Ten Ways to Keep Your ePortfolio Up-to-Date!

One of the great things about ePortfolio is that it evolves as you do. As you pursue new internships/jobs and add more course work to your repertoire, your ePortfolio is the ideal place to keep track of your activity. Having a current ePortfolio allows you to be prepared for whatever opportunities may spring up unexpectedly (as they tend to do).

Here are eight easy ways for students to keep their ePortfolios current:

  1. Work with a professor to revamp your resume. You can then upload it in your ePortfolio as a document, or paste it in a textbox.
  2. Rethink how you showcase your coursework (papers, projects, etc). How can you prepare them to showcase your writing
    skills and knowledge of the field?
  3. Doing an internship? What sort of artifacts (work samples, photos, videos, articles, links) can you post to demonstrate
    what you have learned and achieved? You may even consider creating a blog on ePortfolio for weekly reflections on your experience.
  4. If you posted a brief bio or introduction somewhere on your page, make sure you frequently update it with your current activities.
  5. Add to the Skills box on your Introduction page.
  6. Link to any new recommendations or positive reviews you receive via LinkedIn, or other platforms/methods on your
    Recommendations page.
  7. If you posted any contact information on any of your pages, be sure all of the information is still correct.
  8. Revisit your ePortfolio on a weekly basis to see if there are any additions you can make.

And here are a couple of tips for Faculty:

  1. Do you have pieces (articles/lectures) that you could post? Can you write something on what you are doing in the classroom?  The Pace M.S. in Publishing Blog just did a faculty profile of Andrea Baron – the piece she included about her guest lecturers is something she wrote up for her ePortfolio.
  2. Keep a current list of the courses you teach each semester.
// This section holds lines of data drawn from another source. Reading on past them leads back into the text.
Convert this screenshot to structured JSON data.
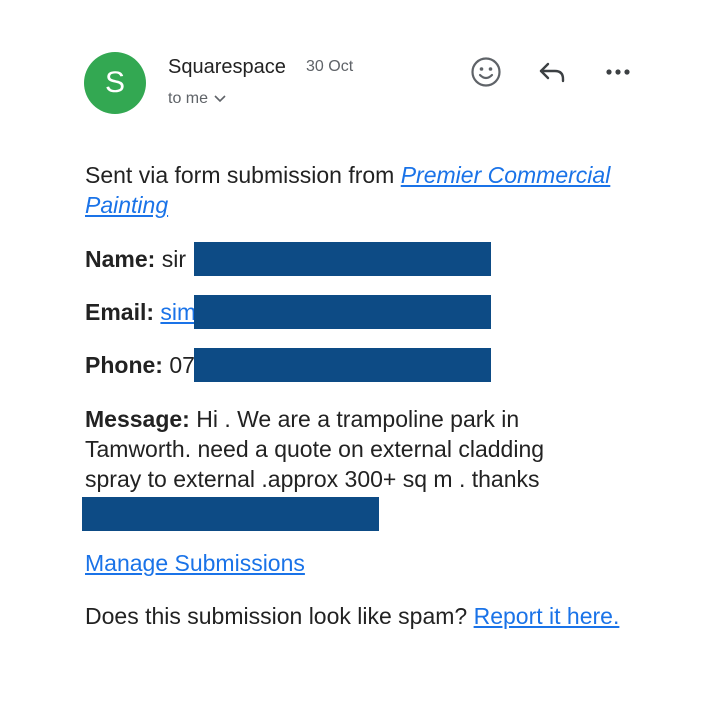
{
  "header": {
    "avatar_letter": "S",
    "sender": "Squarespace",
    "date": "30 Oct",
    "recipient": "to me"
  },
  "icons": {
    "emoji": "smiley-icon",
    "reply": "reply-icon",
    "more": "more-horizontal-icon",
    "chevron": "chevron-down-icon"
  },
  "colors": {
    "avatar": "#33a852",
    "link": "#1a73e8",
    "redaction": "#0d4b85"
  },
  "body": {
    "intro_text": "Sent via form submission from ",
    "site_link": "Premier Commercial Painting",
    "name_label": "Name:",
    "name_value": "sir",
    "email_label": "Email:",
    "email_value": "sim",
    "phone_label": "Phone:",
    "phone_value": "07",
    "message_label": "Message:",
    "message_text": " Hi . We are a trampoline park in Tamworth. need a quote on external cladding spray to external .approx 300+ sq m . thanks",
    "manage_link": "Manage Submissions",
    "spam_text": "Does this submission look like spam? ",
    "report_link": "Report it here."
  }
}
Your ePortfolio is your brand. Keep it up-to-date, and be ready to show it off!